▶ _Instructions to follow_: Set every entry down again exactly, excluding any pictures.

-------------------------

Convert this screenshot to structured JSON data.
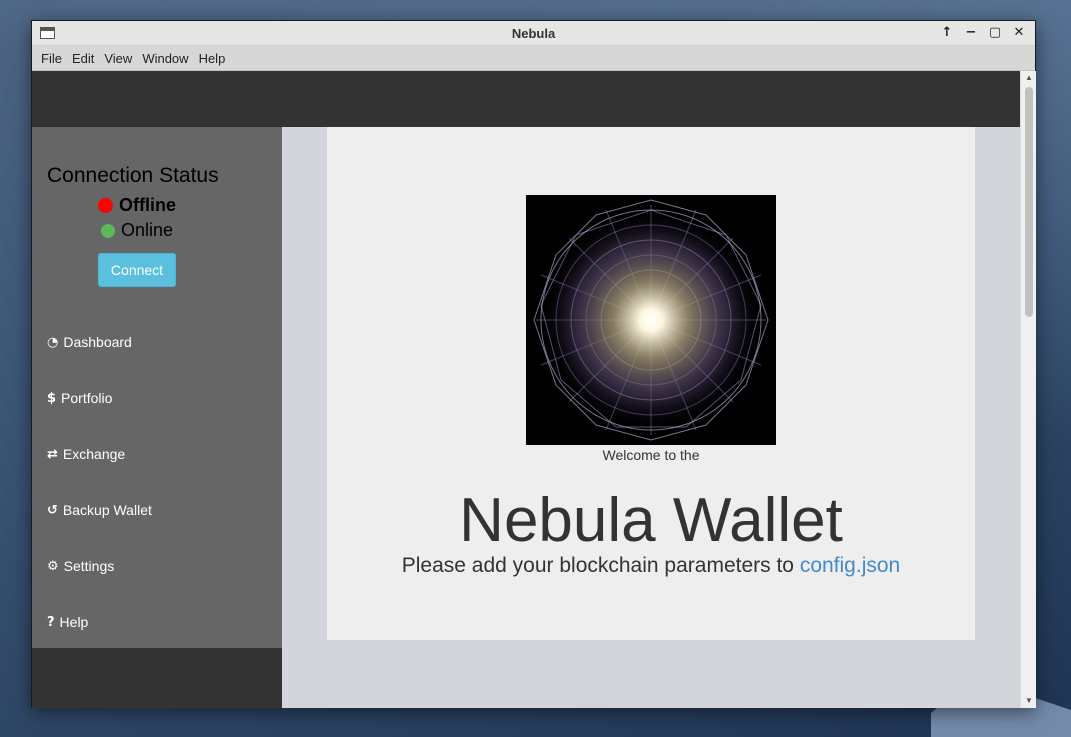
{
  "window": {
    "title": "Nebula",
    "controls": [
      "↑",
      "−",
      "▢",
      "✕"
    ]
  },
  "menubar": {
    "items": [
      "File",
      "Edit",
      "View",
      "Window",
      "Help"
    ]
  },
  "sidebar": {
    "connection_title": "Connection Status",
    "status_offline": "Offline",
    "status_online": "Online",
    "connect_label": "Connect",
    "nav": [
      {
        "label": "Dashboard",
        "icon": "dashboard-icon",
        "glyph": "◔"
      },
      {
        "label": "Portfolio",
        "icon": "dollar-icon",
        "glyph": "$"
      },
      {
        "label": "Exchange",
        "icon": "exchange-icon",
        "glyph": "⇄"
      },
      {
        "label": "Backup Wallet",
        "icon": "undo-icon",
        "glyph": "↺"
      },
      {
        "label": "Settings",
        "icon": "gears-icon",
        "glyph": "⚙"
      },
      {
        "label": "Help",
        "icon": "question-icon",
        "glyph": "?"
      }
    ]
  },
  "main": {
    "welcome": "Welcome to the",
    "hero_title": "Nebula Wallet",
    "subtitle_prefix": "Please add your blockchain parameters to",
    "subtitle_link": "config.json"
  },
  "colors": {
    "offline": "#ff0000",
    "online": "#5cb85c",
    "connect_button": "#5bc0de",
    "link": "#428bca",
    "sidebar": "#666666",
    "topbar": "#333333"
  }
}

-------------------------

▶ _Exercise answer_:
Convert this screenshot to structured JSON data.
{
  "window": {
    "title": "Nebula",
    "controls": [
      "↑",
      "−",
      "▢",
      "✕"
    ]
  },
  "menubar": {
    "items": [
      "File",
      "Edit",
      "View",
      "Window",
      "Help"
    ]
  },
  "sidebar": {
    "connection_title": "Connection Status",
    "status_offline": "Offline",
    "status_online": "Online",
    "connect_label": "Connect",
    "nav": [
      {
        "label": "Dashboard",
        "icon": "dashboard-icon",
        "glyph": "◔"
      },
      {
        "label": "Portfolio",
        "icon": "dollar-icon",
        "glyph": "$"
      },
      {
        "label": "Exchange",
        "icon": "exchange-icon",
        "glyph": "⇄"
      },
      {
        "label": "Backup Wallet",
        "icon": "undo-icon",
        "glyph": "↺"
      },
      {
        "label": "Settings",
        "icon": "gears-icon",
        "glyph": "⚙"
      },
      {
        "label": "Help",
        "icon": "question-icon",
        "glyph": "?"
      }
    ]
  },
  "main": {
    "welcome": "Welcome to the",
    "hero_title": "Nebula Wallet",
    "subtitle_prefix": "Please add your blockchain parameters to",
    "subtitle_link": "config.json"
  },
  "colors": {
    "offline": "#ff0000",
    "online": "#5cb85c",
    "connect_button": "#5bc0de",
    "link": "#428bca",
    "sidebar": "#666666",
    "topbar": "#333333"
  }
}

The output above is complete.